Another great option is roasted chestnuts. Even though I guess people eat these in America, or at least sing about them at Christmas time, I think this was the first time I tried them. They are served either in the shell or with the shell removed ("nude").

Nut Stand
Finally, something sweet. Many of the vendors serve different kinds of bread, little pastries, and crunchy rice cakes. But best of all is Hopta. Hopta is a fried bread with a sweet nutty filling inside. The best hopta is served with crushed nuts on the top, and served in a cup for some reason.


Egg bread
Ok, so I'll end with something weird. Can you see inside the second pot in the picture below?

How about a closer look??

This is bundigi, or silkworm larvae. This little bug is boiled in big, steaming, pungent pots and served in a paper cup. You can stab the little critters with a toothpick, unless you prefer to dump a lot in your mouth all at once. At least they're dead. HOWEVER, I know for a fact that live silkworm larve is sometimes served with Korean bbq (where eaters grill their meat at the table). Here, the silkworms are still alive and moving, before you plop them on the grill.
Anyway, here is my review:

By the way, I was with a korean who didn't know the english for "silk worm larvae". The cell-phone translator came up with "chrysalis, pupa". So, at the time I thought I was eating a butterfly. But no, it is actually silkworm.

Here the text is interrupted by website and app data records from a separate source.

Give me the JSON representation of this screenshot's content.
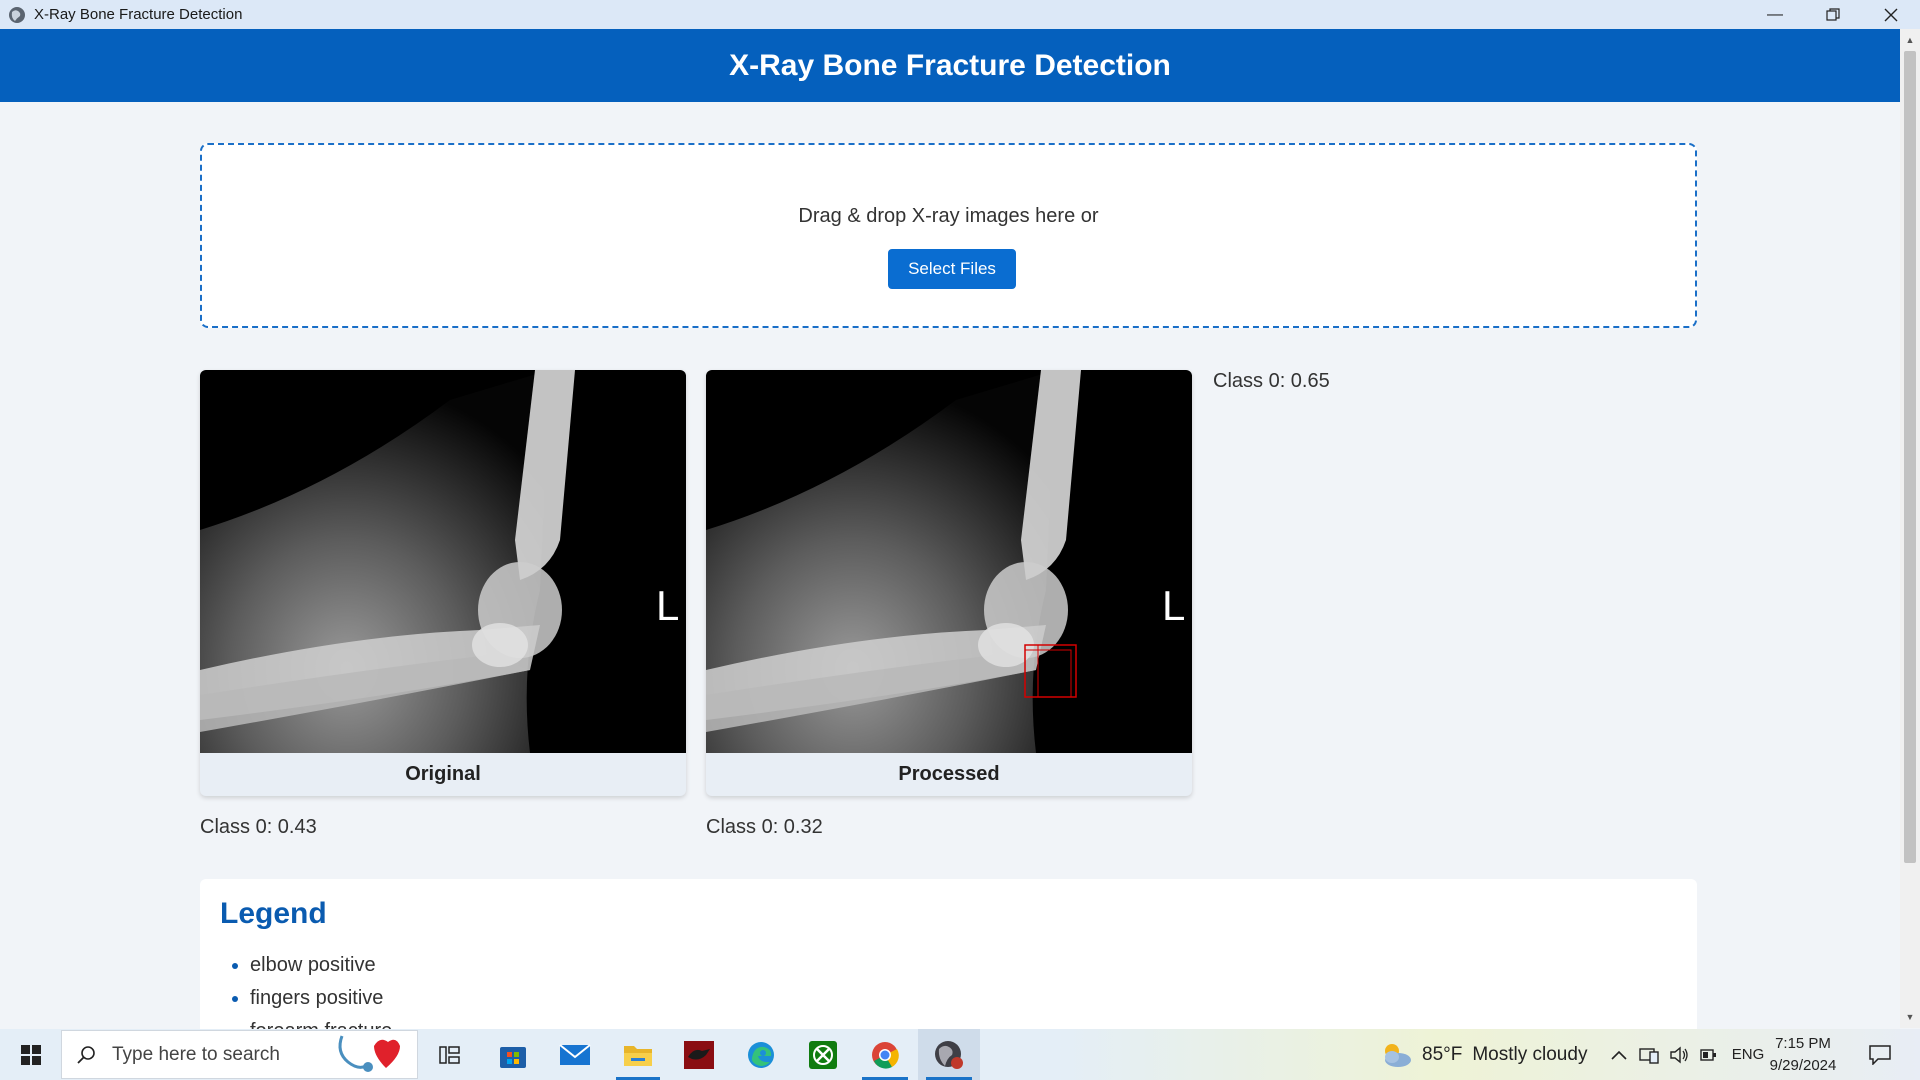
{
  "window": {
    "title": "X-Ray Bone Fracture Detection",
    "controls": [
      "minimize",
      "restore",
      "close"
    ]
  },
  "header": {
    "title": "X-Ray Bone Fracture Detection"
  },
  "upload": {
    "prompt": "Drag & drop X-ray images here or",
    "button_label": "Select Files"
  },
  "results": {
    "original": {
      "caption": "Original",
      "score": "Class 0: 0.43",
      "marker": "L"
    },
    "processed": {
      "caption": "Processed",
      "score": "Class 0: 0.32",
      "marker": "L"
    },
    "side_score": "Class 0: 0.65"
  },
  "legend": {
    "title": "Legend",
    "items": [
      "elbow positive",
      "fingers positive",
      "forearm fracture"
    ]
  },
  "taskbar": {
    "search_placeholder": "Type here to search",
    "apps": [
      "task-view",
      "microsoft-store",
      "mail",
      "file-explorer",
      "app-red",
      "edge",
      "xbox",
      "chrome",
      "app-active"
    ],
    "weather_temp": "85°F",
    "weather_text": "Mostly cloudy",
    "language": "ENG",
    "time": "7:15 PM",
    "date": "9/29/2024"
  },
  "colors": {
    "header_bg": "#0560bd",
    "button_bg": "#0a6dd1",
    "legend_title": "#0a5bb0",
    "detection_box": "#d40000"
  }
}
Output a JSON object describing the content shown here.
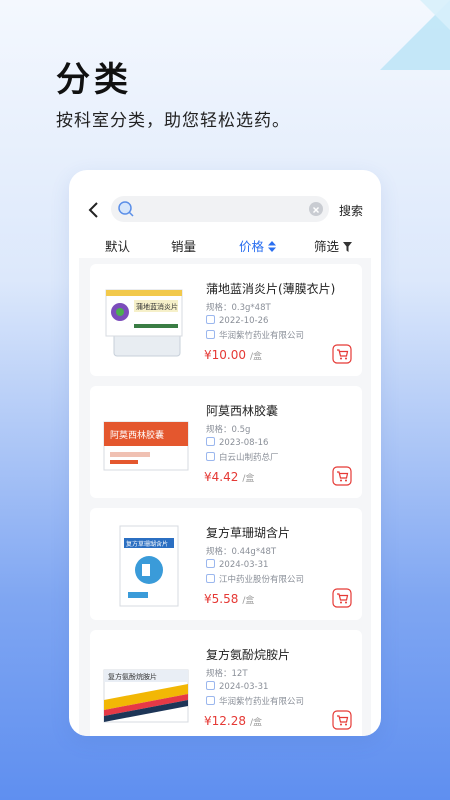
{
  "hero": {
    "title": "分类",
    "subtitle": "按科室分类，助您轻松选药。"
  },
  "search": {
    "value": "",
    "placeholder": "",
    "button_label": "搜索"
  },
  "sort_tabs": [
    {
      "label": "默认",
      "active": false
    },
    {
      "label": "销量",
      "active": false
    },
    {
      "label": "价格",
      "active": true,
      "icon": "sort-updown-icon"
    },
    {
      "label": "筛选",
      "active": false,
      "icon": "filter-icon"
    }
  ],
  "products": [
    {
      "name": "蒲地蓝消炎片(薄膜衣片)",
      "spec": "规格：0.3g*48T",
      "date": "2022-10-26",
      "maker": "华润紫竹药业有限公司",
      "price": "¥10.00",
      "unit": "/盒",
      "box_text": "蒲地蓝消炎片"
    },
    {
      "name": "阿莫西林胶囊",
      "spec": "规格：0.5g",
      "date": "2023-08-16",
      "maker": "白云山制药总厂",
      "price": "¥4.42",
      "unit": "/盒",
      "box_text": "阿莫西林胶囊"
    },
    {
      "name": "复方草珊瑚含片",
      "spec": "规格：0.44g*48T",
      "date": "2024-03-31",
      "maker": "江中药业股份有限公司",
      "price": "¥5.58",
      "unit": "/盒",
      "box_text": "复方草珊瑚含片"
    },
    {
      "name": "复方氨酚烷胺片",
      "spec": "规格：12T",
      "date": "2024-03-31",
      "maker": "华润紫竹药业有限公司",
      "price": "¥12.28",
      "unit": "/盒",
      "box_text": "复方氨酚烷胺片"
    }
  ],
  "colors": {
    "accent": "#2a6ff0",
    "price": "#e53935"
  }
}
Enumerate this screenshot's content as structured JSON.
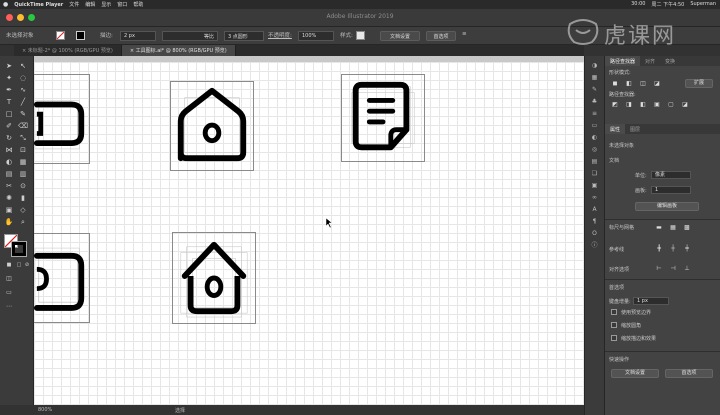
{
  "menubar": {
    "app": "QuickTime Player",
    "items": [
      "文件",
      "编辑",
      "显示",
      "窗口",
      "帮助"
    ],
    "clock": "30:00",
    "date": "周二 下午4:50",
    "user": "Superman"
  },
  "window": {
    "title": "Adobe Illustrator 2019"
  },
  "control": {
    "selection_label": "未选择对象",
    "stroke_label": "描边:",
    "stroke_weight": "2 px",
    "profile_label": "等比",
    "brush_label": "3 点圆形",
    "opacity_label": "不透明度:",
    "opacity_value": "100%",
    "style_label": "样式:",
    "doc_setup_button": "文档设置",
    "preferences_button": "首选项"
  },
  "document_tabs": [
    {
      "label": "未标题-2* @ 100% (RGB/GPU 预览)",
      "active": false
    },
    {
      "label": "工具图标.ai* @ 800% (RGB/GPU 预览)",
      "active": true
    }
  ],
  "status": {
    "zoom": "800%",
    "tool": "选择"
  },
  "panel": {
    "tabs": [
      "路径查找器",
      "对齐",
      "变换"
    ],
    "shape_modes_label": "形状模式:",
    "expand_button": "扩展",
    "pathfinder_label": "路径查找器:",
    "properties_tabs": [
      "属性",
      "图层"
    ],
    "no_selection": "未选择对象",
    "document_label": "文档",
    "units_label": "单位:",
    "units_value": "像素",
    "artboard_label": "画板:",
    "artboard_value": "1",
    "edit_artboards_button": "编辑画板",
    "rulers_label": "标尺与网格",
    "guides_label": "参考线",
    "snap_label": "对齐选项",
    "prefs_label": "首选项",
    "keyboard_increment_label": "键盘增量:",
    "keyboard_increment_value": "1 px",
    "check_1": "使用预览边界",
    "check_2": "缩放圆角",
    "check_3": "缩放描边和效果",
    "quick_actions_label": "快速操作",
    "doc_setup_button": "文档设置",
    "preferences_button": "首选项"
  },
  "watermark": {
    "text": "虎课网"
  },
  "colors": {
    "canvas_bg": "#ffffff",
    "ui_dark": "#3b3b3b",
    "grid": "#e6e6e6"
  }
}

  1. Quite the culinary tour, Graham! Did you actually eat everything that you pictured/described? Was this a 2 week project, or did you accomplish it in one day?
    Still having a great time in Puerto Rico!

  2. Graham, the food really does not entice me, I still like turkey and gravy! But what an experience you are having. Enjoy!

  3. everytime you post about food, i get supremely jealous.

    "Typically, the food is served on a plate, utensils are provided, and you are expected to finish the food at the stand."

    this sounds like a really good idea. do they have sinks at their booths? or do they bring all the plates/silverware home and then wash them?

  4. I didn't think about the plate/utensils issue until Ben's post. There is potential for some serious sanitary issues. But, I'm paranoid. I'm sure you're managing.
    I think of you when I eat cheese now.

  5. Yo GRAH-HAMMMM!!! I hadnt been on your blog for a while, I love it. Do lots of foreigners get sick? I just remember of all the bed ridden americans in guatemala after eating street tacos and pupusas. nowhere near silkworm larve. Well, I will be checking the blog more often. Your last post was really wonderful, thanks for being so honest about your experience. The pics are great, but that was almost better, love the insight. Im thinking about you alot!!!